TASK TO CARRY OUT: Filter out every line below that lacks "followers", and copy the rest.

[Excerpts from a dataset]
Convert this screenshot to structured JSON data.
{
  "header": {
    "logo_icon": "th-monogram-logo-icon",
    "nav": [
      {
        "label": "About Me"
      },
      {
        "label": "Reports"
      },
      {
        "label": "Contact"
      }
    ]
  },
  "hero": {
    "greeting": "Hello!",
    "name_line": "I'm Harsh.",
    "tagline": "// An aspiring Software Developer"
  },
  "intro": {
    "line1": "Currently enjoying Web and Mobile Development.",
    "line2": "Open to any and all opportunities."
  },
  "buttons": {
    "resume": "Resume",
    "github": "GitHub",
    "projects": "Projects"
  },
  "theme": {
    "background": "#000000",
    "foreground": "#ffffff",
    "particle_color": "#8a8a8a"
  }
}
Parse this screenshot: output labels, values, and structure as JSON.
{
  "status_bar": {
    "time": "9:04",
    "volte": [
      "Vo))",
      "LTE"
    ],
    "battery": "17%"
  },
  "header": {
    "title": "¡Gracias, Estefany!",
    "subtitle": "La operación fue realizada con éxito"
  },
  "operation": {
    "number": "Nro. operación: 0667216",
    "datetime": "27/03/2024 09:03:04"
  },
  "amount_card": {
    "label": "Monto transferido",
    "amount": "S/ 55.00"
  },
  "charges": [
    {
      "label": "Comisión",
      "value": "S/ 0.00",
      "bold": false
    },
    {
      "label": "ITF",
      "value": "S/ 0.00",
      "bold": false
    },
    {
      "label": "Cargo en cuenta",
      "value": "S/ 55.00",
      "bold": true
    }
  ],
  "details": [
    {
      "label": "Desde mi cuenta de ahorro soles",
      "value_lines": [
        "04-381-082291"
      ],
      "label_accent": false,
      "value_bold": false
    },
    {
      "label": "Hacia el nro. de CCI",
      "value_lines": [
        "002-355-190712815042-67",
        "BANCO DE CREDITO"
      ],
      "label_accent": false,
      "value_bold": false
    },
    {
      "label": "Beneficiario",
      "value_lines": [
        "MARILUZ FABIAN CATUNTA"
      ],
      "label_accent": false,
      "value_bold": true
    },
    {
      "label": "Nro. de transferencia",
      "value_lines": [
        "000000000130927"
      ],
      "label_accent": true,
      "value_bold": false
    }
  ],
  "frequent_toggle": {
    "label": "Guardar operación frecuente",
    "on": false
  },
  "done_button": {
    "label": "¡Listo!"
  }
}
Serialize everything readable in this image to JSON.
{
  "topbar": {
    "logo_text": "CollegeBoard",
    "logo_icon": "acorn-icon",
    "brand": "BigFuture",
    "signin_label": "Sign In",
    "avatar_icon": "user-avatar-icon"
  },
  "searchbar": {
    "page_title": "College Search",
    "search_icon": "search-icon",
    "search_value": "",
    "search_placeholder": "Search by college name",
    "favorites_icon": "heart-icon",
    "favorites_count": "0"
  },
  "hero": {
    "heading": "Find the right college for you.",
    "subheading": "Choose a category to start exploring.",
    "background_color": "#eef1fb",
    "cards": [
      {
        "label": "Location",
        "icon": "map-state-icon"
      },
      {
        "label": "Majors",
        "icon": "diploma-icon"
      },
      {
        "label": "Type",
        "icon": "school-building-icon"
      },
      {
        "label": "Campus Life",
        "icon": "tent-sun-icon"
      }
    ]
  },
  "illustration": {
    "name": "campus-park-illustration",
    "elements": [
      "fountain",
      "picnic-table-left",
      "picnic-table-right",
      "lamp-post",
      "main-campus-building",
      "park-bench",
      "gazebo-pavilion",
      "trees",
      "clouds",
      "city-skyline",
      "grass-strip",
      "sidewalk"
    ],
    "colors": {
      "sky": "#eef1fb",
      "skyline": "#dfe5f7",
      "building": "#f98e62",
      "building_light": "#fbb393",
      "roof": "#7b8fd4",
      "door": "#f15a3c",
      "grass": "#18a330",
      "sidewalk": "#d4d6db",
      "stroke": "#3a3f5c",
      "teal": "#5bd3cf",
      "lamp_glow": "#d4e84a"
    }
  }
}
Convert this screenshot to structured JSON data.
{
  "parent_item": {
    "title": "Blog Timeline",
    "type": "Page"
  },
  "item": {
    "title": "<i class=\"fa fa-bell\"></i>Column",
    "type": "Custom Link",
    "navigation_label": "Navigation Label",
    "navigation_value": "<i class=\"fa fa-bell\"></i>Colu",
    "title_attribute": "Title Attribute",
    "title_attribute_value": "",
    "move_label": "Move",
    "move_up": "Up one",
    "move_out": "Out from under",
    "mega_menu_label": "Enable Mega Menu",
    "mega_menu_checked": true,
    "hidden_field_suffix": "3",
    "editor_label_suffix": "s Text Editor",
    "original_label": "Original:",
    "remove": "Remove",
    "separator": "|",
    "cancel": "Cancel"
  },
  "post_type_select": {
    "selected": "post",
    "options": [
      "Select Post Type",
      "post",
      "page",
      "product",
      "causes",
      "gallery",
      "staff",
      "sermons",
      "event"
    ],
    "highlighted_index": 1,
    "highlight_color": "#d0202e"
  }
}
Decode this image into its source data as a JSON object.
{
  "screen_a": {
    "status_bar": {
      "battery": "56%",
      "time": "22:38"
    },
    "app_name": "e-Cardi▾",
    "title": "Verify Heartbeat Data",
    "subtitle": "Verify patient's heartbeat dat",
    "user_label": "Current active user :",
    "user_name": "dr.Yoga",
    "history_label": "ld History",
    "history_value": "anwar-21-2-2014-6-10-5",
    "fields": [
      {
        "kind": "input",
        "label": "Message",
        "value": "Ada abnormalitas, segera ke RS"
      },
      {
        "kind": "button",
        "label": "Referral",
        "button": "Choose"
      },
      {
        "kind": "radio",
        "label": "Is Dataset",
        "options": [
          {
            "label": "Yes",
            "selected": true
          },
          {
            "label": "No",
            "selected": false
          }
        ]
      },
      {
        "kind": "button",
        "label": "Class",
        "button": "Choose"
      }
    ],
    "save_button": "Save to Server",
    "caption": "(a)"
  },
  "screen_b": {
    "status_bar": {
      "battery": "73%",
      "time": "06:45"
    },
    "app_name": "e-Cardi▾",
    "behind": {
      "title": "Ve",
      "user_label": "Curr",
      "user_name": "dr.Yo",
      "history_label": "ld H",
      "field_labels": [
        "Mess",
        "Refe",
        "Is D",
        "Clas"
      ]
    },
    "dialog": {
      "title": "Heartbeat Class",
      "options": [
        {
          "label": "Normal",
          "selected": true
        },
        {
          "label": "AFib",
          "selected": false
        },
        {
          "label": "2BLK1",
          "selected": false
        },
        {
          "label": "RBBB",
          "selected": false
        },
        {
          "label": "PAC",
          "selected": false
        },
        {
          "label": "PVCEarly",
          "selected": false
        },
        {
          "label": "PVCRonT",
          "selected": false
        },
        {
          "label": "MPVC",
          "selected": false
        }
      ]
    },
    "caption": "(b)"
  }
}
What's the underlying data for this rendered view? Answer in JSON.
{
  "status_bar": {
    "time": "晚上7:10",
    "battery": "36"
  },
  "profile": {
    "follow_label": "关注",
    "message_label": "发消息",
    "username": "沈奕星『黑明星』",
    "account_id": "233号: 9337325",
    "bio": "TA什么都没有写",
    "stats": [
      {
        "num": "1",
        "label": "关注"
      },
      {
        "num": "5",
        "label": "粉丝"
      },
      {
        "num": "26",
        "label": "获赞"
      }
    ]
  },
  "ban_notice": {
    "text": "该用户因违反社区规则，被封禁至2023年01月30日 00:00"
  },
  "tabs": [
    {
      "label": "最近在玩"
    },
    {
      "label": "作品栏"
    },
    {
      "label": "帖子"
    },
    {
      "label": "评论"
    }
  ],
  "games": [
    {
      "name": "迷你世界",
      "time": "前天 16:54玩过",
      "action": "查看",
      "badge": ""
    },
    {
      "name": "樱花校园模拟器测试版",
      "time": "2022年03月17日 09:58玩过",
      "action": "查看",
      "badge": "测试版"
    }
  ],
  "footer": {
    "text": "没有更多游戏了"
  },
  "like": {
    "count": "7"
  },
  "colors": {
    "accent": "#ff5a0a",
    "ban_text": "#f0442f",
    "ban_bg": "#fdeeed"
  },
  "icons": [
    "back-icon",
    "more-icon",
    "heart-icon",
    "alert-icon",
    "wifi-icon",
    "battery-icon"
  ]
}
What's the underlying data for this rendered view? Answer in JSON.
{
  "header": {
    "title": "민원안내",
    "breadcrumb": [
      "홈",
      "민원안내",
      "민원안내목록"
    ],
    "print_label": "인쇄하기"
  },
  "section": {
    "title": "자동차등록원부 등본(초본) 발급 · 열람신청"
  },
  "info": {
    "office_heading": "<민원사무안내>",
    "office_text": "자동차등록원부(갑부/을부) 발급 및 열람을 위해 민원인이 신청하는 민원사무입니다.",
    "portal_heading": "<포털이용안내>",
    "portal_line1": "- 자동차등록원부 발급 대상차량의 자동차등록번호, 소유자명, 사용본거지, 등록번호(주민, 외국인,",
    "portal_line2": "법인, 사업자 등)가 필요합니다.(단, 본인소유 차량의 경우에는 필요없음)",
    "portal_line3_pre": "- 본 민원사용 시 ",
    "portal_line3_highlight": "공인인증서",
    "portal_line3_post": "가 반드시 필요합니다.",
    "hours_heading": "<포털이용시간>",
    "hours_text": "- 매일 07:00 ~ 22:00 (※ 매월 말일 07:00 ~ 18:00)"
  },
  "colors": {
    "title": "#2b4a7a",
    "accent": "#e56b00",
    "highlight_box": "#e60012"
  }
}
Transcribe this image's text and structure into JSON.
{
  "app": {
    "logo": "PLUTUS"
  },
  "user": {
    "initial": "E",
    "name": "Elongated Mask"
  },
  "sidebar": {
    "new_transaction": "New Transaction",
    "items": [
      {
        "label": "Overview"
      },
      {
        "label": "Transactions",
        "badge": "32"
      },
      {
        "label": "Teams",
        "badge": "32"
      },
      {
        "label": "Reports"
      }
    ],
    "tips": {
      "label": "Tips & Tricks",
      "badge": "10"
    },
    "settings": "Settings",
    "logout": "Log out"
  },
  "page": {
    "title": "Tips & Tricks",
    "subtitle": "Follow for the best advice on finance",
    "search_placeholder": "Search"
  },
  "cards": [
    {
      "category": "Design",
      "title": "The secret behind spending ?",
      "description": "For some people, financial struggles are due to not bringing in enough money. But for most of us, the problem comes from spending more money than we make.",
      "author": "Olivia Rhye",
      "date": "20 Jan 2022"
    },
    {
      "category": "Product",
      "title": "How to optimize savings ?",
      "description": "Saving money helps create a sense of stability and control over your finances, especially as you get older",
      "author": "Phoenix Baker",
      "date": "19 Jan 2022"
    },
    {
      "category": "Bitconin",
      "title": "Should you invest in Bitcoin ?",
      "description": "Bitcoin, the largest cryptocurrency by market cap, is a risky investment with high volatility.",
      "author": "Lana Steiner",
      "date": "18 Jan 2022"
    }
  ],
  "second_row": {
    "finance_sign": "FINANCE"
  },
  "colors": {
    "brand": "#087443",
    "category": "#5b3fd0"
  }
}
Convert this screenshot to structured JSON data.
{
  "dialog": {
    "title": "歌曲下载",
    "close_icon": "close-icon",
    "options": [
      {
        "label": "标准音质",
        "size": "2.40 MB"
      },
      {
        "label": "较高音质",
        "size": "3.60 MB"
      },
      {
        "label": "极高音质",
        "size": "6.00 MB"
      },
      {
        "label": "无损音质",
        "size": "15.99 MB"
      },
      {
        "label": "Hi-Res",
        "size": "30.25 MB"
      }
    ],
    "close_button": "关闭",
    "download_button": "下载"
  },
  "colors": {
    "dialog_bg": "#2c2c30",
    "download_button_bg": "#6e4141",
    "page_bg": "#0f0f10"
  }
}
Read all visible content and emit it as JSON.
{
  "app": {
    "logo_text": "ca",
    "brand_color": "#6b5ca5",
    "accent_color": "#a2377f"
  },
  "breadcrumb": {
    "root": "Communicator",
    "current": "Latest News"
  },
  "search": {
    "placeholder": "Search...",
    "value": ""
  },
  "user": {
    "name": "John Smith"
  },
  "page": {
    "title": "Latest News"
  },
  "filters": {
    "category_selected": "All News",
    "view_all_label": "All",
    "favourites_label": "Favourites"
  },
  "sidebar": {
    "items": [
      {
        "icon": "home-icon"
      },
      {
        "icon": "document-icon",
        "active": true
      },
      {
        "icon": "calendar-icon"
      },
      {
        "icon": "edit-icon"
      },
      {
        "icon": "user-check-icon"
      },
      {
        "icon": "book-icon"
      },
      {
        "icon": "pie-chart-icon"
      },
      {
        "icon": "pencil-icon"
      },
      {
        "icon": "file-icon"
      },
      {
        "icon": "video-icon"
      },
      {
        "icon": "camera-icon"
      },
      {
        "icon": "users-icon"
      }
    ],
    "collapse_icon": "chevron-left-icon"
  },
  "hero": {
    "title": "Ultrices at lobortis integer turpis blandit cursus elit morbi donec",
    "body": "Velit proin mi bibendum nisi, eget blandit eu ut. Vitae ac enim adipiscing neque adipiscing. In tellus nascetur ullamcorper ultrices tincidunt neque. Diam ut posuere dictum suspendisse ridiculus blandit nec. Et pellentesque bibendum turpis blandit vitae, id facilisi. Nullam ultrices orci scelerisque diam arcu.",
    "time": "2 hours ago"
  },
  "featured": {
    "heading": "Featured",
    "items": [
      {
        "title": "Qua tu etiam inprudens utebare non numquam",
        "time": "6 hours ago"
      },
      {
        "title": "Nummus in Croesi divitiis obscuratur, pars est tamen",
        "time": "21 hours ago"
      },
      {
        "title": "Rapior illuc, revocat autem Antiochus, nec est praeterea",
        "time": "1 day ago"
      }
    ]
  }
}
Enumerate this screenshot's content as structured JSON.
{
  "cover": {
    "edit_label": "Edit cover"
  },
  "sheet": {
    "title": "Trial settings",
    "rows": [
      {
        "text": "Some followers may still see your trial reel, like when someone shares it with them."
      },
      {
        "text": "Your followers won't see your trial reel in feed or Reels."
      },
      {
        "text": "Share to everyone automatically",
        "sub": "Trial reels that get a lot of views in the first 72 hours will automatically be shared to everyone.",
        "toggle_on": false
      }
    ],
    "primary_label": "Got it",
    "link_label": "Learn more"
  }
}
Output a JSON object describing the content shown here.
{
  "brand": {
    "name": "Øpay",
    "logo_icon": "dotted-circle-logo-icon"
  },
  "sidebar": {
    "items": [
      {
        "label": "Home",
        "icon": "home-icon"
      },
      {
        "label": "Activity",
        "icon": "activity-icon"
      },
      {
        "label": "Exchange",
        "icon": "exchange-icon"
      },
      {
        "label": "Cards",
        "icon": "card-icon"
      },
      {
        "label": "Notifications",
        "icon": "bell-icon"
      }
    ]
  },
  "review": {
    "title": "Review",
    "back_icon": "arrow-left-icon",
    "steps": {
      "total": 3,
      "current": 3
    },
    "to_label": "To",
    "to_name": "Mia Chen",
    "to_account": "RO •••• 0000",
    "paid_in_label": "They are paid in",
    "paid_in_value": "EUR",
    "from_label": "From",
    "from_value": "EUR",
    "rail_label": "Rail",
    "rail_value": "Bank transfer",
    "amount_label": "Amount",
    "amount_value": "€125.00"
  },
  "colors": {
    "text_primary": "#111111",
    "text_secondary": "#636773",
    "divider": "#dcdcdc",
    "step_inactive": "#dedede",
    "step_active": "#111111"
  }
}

EXERCISE RESULT:
        "text": "Some followers may still see your trial reel, like when someone shares it with them."
        "text": "Your followers won't see your trial reel in feed or Reels."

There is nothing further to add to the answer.